- _WORK TO BE COMPLETED_: Set down, unchanged, the line with "Read all visible" and everything after it through the last line of the data.
-- Opening Marker --
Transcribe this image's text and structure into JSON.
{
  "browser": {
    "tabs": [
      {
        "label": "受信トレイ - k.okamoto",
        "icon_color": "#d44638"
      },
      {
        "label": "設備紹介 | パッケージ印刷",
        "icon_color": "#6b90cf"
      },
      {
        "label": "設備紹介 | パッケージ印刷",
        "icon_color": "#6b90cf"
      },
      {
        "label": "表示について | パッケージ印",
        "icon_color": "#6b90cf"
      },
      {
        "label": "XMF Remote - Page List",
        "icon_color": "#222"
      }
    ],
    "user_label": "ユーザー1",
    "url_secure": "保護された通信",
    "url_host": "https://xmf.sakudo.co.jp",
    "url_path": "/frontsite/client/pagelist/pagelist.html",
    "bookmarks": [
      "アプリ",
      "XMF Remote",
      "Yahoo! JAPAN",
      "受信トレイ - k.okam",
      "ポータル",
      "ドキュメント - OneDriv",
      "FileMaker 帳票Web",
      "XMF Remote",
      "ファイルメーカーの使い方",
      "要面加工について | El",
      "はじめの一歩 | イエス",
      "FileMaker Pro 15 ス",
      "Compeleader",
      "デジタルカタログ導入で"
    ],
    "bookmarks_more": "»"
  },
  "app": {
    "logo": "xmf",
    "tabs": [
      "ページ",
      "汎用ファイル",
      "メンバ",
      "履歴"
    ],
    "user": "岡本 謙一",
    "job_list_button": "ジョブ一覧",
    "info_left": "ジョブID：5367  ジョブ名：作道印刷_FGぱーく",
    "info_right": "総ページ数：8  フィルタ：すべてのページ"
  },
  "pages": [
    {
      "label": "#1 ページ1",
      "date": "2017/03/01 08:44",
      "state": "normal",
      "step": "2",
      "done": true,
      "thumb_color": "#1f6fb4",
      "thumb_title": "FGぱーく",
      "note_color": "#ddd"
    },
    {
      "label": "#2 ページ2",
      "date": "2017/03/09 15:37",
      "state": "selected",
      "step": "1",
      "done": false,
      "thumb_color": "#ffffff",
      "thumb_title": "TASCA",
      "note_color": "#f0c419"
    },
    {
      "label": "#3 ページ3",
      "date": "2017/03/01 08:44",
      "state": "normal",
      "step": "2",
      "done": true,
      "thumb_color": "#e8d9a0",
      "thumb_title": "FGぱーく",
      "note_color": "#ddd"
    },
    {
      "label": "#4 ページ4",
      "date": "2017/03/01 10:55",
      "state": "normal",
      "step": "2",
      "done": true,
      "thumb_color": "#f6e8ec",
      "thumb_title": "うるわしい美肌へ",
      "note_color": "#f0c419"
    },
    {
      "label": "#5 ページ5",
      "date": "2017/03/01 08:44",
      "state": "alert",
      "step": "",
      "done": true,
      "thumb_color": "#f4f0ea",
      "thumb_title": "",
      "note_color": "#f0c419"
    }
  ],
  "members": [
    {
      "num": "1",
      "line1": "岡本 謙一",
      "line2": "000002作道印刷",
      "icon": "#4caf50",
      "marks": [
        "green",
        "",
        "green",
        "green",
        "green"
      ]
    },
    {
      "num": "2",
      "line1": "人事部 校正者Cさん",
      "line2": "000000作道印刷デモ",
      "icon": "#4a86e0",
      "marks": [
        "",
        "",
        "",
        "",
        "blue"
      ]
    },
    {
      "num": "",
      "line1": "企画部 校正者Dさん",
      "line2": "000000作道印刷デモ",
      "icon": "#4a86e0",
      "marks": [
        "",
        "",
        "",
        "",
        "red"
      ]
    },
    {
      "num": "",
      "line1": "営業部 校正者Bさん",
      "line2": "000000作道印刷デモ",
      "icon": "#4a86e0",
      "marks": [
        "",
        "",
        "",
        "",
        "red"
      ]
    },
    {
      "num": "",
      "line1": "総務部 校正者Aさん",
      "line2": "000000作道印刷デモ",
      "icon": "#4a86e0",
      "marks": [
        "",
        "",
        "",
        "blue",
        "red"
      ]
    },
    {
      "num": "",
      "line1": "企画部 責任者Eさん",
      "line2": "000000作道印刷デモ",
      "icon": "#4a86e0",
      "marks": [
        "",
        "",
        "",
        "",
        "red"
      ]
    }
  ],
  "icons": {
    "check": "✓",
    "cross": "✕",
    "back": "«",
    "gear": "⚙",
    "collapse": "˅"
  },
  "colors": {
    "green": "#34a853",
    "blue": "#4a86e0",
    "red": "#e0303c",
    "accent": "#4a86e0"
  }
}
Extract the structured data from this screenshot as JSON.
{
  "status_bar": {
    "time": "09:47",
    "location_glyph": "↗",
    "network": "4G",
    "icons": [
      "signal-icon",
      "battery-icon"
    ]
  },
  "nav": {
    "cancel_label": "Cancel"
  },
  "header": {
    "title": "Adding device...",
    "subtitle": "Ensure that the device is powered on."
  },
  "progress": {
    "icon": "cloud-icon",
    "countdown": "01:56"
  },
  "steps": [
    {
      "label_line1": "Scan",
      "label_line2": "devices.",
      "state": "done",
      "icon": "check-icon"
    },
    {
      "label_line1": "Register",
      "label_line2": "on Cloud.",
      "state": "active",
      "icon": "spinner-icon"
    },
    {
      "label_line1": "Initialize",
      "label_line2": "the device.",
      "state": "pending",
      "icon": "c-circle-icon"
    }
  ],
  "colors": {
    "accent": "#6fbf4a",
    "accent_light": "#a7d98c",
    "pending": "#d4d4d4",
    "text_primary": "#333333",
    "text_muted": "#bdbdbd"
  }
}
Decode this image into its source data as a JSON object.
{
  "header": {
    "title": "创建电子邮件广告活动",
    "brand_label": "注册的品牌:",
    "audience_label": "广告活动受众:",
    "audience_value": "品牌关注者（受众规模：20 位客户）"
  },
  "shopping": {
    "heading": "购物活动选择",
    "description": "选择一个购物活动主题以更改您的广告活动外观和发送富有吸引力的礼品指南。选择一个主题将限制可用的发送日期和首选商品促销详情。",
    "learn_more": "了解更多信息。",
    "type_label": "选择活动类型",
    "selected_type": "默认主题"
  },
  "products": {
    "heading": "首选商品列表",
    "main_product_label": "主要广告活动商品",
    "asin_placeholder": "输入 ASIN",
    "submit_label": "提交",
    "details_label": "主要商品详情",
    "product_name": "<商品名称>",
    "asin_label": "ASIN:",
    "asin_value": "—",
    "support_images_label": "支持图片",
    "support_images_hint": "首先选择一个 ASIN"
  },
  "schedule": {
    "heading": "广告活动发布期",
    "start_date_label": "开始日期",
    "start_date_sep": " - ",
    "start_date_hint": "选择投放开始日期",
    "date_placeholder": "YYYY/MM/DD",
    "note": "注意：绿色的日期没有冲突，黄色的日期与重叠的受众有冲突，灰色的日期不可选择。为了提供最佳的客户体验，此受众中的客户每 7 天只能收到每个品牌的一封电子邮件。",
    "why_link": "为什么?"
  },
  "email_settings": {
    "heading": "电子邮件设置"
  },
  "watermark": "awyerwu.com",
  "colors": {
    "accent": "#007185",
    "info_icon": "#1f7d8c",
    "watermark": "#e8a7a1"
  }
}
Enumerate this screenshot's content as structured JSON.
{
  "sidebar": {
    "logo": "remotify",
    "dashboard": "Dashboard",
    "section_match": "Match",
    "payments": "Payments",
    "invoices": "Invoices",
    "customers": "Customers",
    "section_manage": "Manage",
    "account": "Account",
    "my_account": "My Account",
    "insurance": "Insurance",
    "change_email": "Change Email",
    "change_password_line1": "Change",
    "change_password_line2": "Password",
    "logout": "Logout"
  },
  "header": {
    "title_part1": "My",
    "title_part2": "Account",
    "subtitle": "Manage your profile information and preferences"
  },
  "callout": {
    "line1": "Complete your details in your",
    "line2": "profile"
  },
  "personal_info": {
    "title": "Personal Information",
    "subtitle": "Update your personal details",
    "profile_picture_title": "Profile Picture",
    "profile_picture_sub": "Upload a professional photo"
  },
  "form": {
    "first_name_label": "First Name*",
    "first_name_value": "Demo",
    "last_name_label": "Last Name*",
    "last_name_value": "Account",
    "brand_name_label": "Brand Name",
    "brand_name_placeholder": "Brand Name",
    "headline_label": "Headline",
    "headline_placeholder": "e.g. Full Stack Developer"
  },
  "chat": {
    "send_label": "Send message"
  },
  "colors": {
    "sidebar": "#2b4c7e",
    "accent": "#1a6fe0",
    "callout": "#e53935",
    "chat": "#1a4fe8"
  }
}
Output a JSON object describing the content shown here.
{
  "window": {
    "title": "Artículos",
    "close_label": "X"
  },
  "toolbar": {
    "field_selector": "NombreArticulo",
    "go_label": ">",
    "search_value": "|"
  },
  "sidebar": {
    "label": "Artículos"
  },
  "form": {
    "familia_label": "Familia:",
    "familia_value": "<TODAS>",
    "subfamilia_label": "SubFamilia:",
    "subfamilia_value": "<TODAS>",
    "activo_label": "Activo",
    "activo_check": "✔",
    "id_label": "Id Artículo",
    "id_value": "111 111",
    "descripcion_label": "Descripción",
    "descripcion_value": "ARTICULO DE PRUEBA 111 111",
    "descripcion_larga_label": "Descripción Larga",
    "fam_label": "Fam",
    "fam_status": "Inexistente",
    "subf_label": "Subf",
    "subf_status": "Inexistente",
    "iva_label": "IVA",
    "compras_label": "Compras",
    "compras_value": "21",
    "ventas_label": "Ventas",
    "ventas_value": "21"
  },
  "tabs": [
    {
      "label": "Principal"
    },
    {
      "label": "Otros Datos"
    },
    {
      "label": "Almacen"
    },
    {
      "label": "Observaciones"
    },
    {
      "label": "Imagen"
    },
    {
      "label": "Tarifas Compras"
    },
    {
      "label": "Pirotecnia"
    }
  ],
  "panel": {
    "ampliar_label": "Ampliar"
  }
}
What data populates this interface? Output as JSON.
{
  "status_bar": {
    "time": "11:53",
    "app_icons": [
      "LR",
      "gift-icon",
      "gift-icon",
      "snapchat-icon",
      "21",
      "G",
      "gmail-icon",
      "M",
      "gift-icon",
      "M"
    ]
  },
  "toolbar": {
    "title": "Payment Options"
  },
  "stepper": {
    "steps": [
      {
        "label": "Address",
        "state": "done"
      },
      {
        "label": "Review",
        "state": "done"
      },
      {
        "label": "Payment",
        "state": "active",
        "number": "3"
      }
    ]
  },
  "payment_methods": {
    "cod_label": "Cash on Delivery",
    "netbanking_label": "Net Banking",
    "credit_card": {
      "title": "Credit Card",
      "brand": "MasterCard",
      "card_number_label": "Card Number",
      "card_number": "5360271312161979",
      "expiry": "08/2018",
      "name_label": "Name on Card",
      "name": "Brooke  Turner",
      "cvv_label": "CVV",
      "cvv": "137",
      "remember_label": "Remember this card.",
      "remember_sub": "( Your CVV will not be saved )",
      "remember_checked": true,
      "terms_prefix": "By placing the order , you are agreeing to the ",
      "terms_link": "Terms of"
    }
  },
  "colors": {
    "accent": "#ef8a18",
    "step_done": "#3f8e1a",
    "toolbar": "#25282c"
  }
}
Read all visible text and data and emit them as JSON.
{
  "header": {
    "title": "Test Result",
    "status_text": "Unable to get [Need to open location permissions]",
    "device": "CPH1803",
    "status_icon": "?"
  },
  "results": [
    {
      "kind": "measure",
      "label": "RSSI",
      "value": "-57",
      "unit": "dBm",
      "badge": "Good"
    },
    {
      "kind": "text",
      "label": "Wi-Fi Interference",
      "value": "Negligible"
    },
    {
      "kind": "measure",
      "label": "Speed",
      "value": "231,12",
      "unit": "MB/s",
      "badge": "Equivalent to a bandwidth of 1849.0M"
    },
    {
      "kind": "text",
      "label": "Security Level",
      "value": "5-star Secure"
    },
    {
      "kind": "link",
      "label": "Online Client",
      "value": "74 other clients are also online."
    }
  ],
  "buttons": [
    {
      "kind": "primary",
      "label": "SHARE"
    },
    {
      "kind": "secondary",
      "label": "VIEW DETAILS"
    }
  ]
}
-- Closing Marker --
- _SOLUTION TO THIS EXERCISE_:
Read all visible text and data and emit them as JSON.
{
  "header": {
    "title": "Test Result",
    "status_text": "Unable to get [Need to open location permissions]",
    "device": "CPH1803",
    "status_icon": "?"
  },
  "results": [
    {
      "kind": "measure",
      "label": "RSSI",
      "value": "-57",
      "unit": "dBm",
      "badge": "Good"
    },
    {
      "kind": "text",
      "label": "Wi-Fi Interference",
      "value": "Negligible"
    },
    {
      "kind": "measure",
      "label": "Speed",
      "value": "231,12",
      "unit": "MB/s",
      "badge": "Equivalent to a bandwidth of 1849.0M"
    },
    {
      "kind": "text",
      "label": "Security Level",
      "value": "5-star Secure"
    },
    {
      "kind": "link",
      "label": "Online Client",
      "value": "74 other clients are also online."
    }
  ],
  "buttons": [
    {
      "kind": "primary",
      "label": "SHARE"
    },
    {
      "kind": "secondary",
      "label": "VIEW DETAILS"
    }
  ]
}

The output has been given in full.